Would you tailgate an ambulance? How about a police car? If it's common sense to be courteous to vehicles that keep our communities safe, why wouldn't motorists give snowplow drivers the same respect?
"You don't have to pull over like for a police car or an ambulance coming, but if (snowplows) are engaged in winter maintenance activities, and have their lights on, be careful," said County Highway Commissioner Tim Ramberg.
Motorists have heard it before, stay a safe distance away from winter maintenance vehicles. But year after year plow drivers say the same thing. They get tailgated and cut off on a regular basis.
Plow trucks are heavy, slow to stop, hard to see from, wider than the average vehicle and most have huge metal blades sticking out the sides of them. All of these factors hold potential hazards if the average motorist does not stay a safe distance away.
Did you know?
According to Wisconsin Statutes, a "snowplow" is considered a vehicle operated by an employee of an authority in charge of highway winter maintenance, snow and ice removal, including plowing, salting and sanding, "during either a storm or cleanup following a storm," and there are laws describing how closely other vehicles may drive to them.
If the snowplow lights are flashing, other motorists may not follow a snowplow closer than:
"200 feet upon a highway having a posted speed limit of more than 35 mph."
"75 feet upon any highway having a posted speed limit of 35 mph or less."
When a snowplow is engaged in highway winter maintenance (lights on) and it's stopped at an intersection, other motorists "shall stop not less than 20 feet from the snowplow and remain stopped until the snowplow resumes motion."
It is legal to pass a snowplow, but drivers should be extremely cautious because of the "snow cloud" the plow's wing blade usually creates.
So what about those motorists who have a poor sense of distance?
"Between electric poles is 300 feet, in a normal setting of them, so if you're traveling and you see a plow truck passing a pole, look to see where you're at. If you're more than halfway between his pole and the one behind you, you're too close," said Randy Gunderson, patrol superintendent at the St. Croix County Highway Department.
To clear an intersection on a state road, snowplows often need to drive forward and backward, with limited visibility.
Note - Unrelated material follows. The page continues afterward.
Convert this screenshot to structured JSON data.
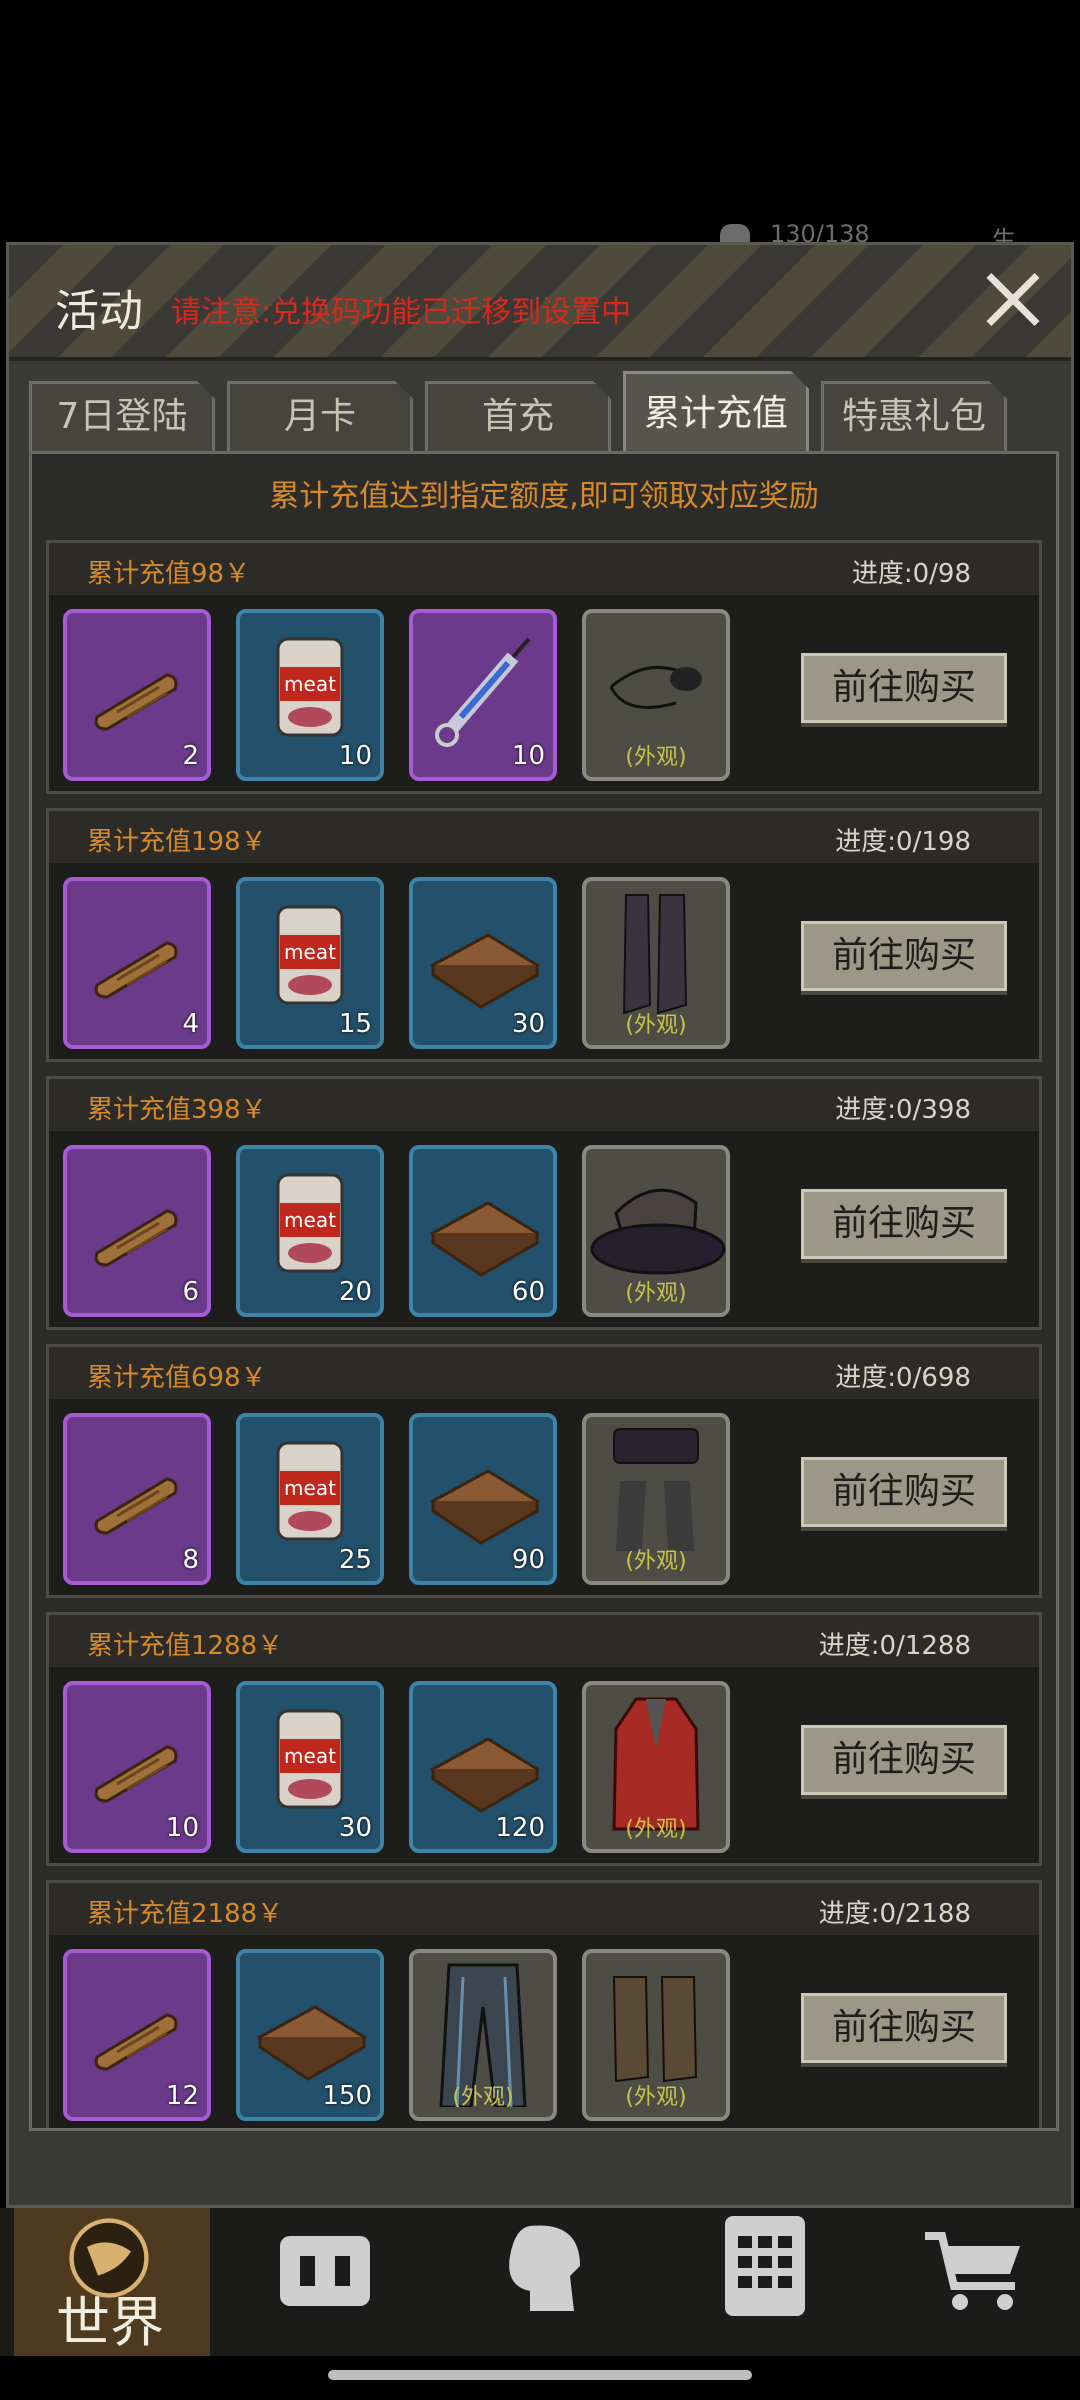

This type of maintenance creates a number of safety challenges.
Depending on the amount of snow, plows sometimes need to backup to "widen out the intersection so the traffic can see when they get to the intersection," Gunderson said.
Gunderson said a plow might have to back up two or three times to adequately clear an intersection.
"Whenever you see a plow at an intersection you should be aware that they could back up at any time," Gunderson said.
"We've had two incidents now where the people pulled up so close behind them, that (the plow drivers) couldn't see the other vehicle in their mirror," Gunderson said.
Gunderson said if anyone were closer than 20 feet to the back of a plow truck, the driver would never be able to see their vehicle.
Gunderson said some of the county's trucks have backup cameras in them, but in bad conditions, those cameras can get covered with freezing snow and ice, making them useless.
Every winter the St. Croix County Highway Department and the Wisconsin Department of Transportation remind drivers to be aware of their surroundings, slow down and drive for the conditions.
Drivers may notice that plows sometimes go faster than what one might consider safe during a snow storm.
Gunderson said the average speed of a snowplow is 35-40 mph, on county and state roads.
"They need to go that speed to get the snow off the road. If they go any slower the snow will just roll off the plow and pile up on the shoulder. So, they need to keep their speed up to get it thrown out into the ditch," Gunderson said.
"Give plows as much room as possible. If you're meeting them, move over some and don't crowd the center line," Gunderson said.
Follow the minimum distance laws of 200, 75 and 20 feet.
Be especially careful around bridges and avoid passing a plow going over a bridge. Gunderson said many times plows need to cross the center line to make enough room for the large "wing" blade that sticks out from the side of the truck. When driving toward a plow on a bridge, if possible, let the plow cross the bridge first.
Don't tailgate or give plow drivers obscene hand gestures.
Ramberg said while most people already know the distance laws, he hopes people use good judgment to ensure everyone on the roadways, both cars and plows, stays safe this snowy season.